[Component data from apps and pages]
----

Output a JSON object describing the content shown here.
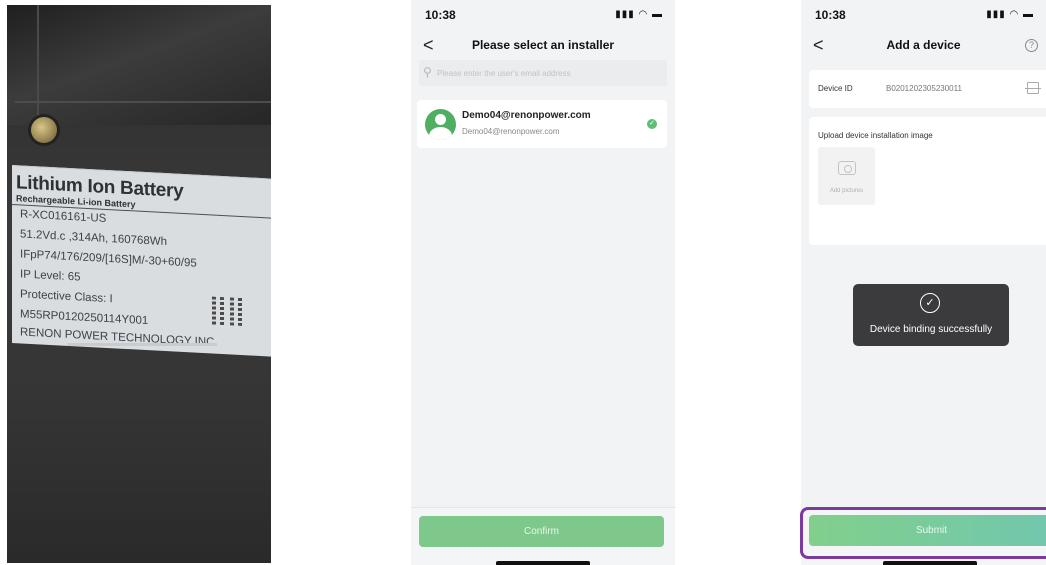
{
  "photo_label": {
    "title": "Lithium Ion Battery",
    "subtitle": "Rechargeable Li-ion Battery",
    "lines": [
      "R-XC016161-US",
      "51.2Vd.c ,314Ah, 160768Wh",
      "IFpP74/176/209/[16S]M/-30+60/95",
      "IP Level: 65",
      "Protective Class: I",
      "M55RP0120250114Y001",
      "RENON POWER TECHNOLOGY INC"
    ]
  },
  "screen1": {
    "status": {
      "time": "10:38",
      "icons": "▮▮▮ ◠ ▬"
    },
    "nav": {
      "back": "<",
      "title": "Please select an installer"
    },
    "search": {
      "placeholder": "Please enter the user's email address",
      "value": ""
    },
    "installer": {
      "name": "Demo04@renonpower.com",
      "email": "Demo04@renonpower.com",
      "selected": true
    },
    "confirm_label": "Confirm"
  },
  "screen2": {
    "status": {
      "time": "10:38",
      "icons": "▮▮▮ ◠ ▬"
    },
    "nav": {
      "back": "<",
      "title": "Add a device",
      "help": "?"
    },
    "device": {
      "label": "Device ID",
      "value": "B0201202305230011"
    },
    "upload": {
      "label": "Upload device installation image",
      "add_label": "Add pictures"
    },
    "toast": {
      "icon": "✓",
      "message": "Device binding successfully"
    },
    "submit_label": "Submit",
    "highlight_color": "#7b3aa0"
  }
}
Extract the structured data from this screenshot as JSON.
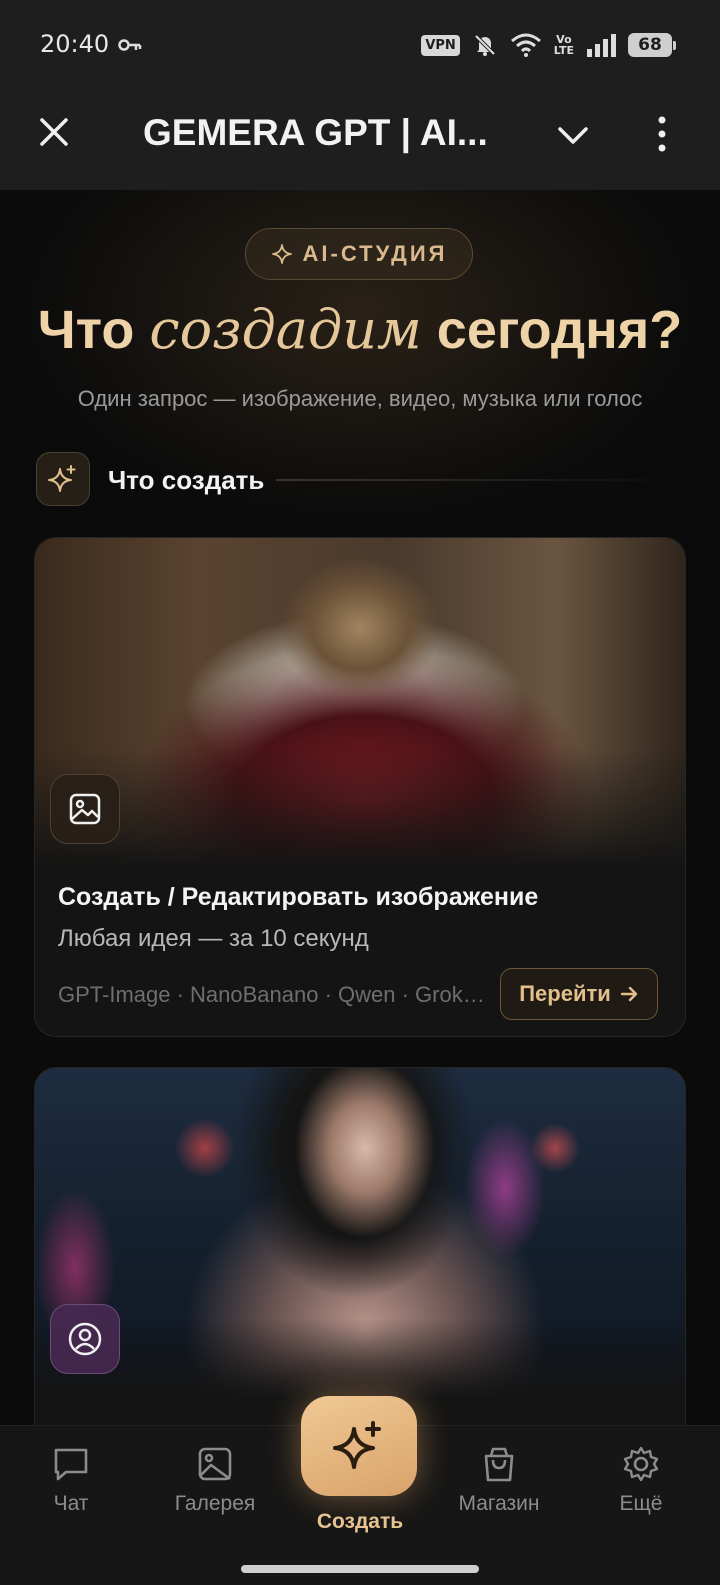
{
  "status_bar": {
    "time": "20:40",
    "vpn": "VPN",
    "volte_top": "Vo",
    "volte_bottom": "LTE",
    "battery": "68"
  },
  "header": {
    "title": "GEMERA GPT | AI..."
  },
  "hero": {
    "pill_label": "AI-СТУДИЯ",
    "headline_before": "Что ",
    "headline_accent": "создадим",
    "headline_after": " сегодня?",
    "subtitle": "Один запрос — изображение, видео, музыка или голос"
  },
  "section": {
    "title": "Что создать"
  },
  "cards": [
    {
      "title": "Создать / Редактировать изображение",
      "subtitle": "Любая идея — за 10 секунд",
      "models": "GPT-Image · NanoBanano · Qwen · Grok ...",
      "button_label": "Перейти"
    }
  ],
  "bottom_nav": {
    "items": [
      {
        "label": "Чат",
        "icon": "chat-icon"
      },
      {
        "label": "Галерея",
        "icon": "gallery-icon"
      },
      {
        "label": "Создать",
        "icon": "sparkles-icon"
      },
      {
        "label": "Магазин",
        "icon": "shopping-bag-icon"
      },
      {
        "label": "Ещё",
        "icon": "gear-icon"
      }
    ]
  },
  "colors": {
    "accent": "#e2bf8c",
    "create_button": "#e8b47a",
    "background": "#0b0b0b"
  }
}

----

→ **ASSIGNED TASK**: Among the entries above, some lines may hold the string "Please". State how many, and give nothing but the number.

→ **TASK RESPONSE**: 2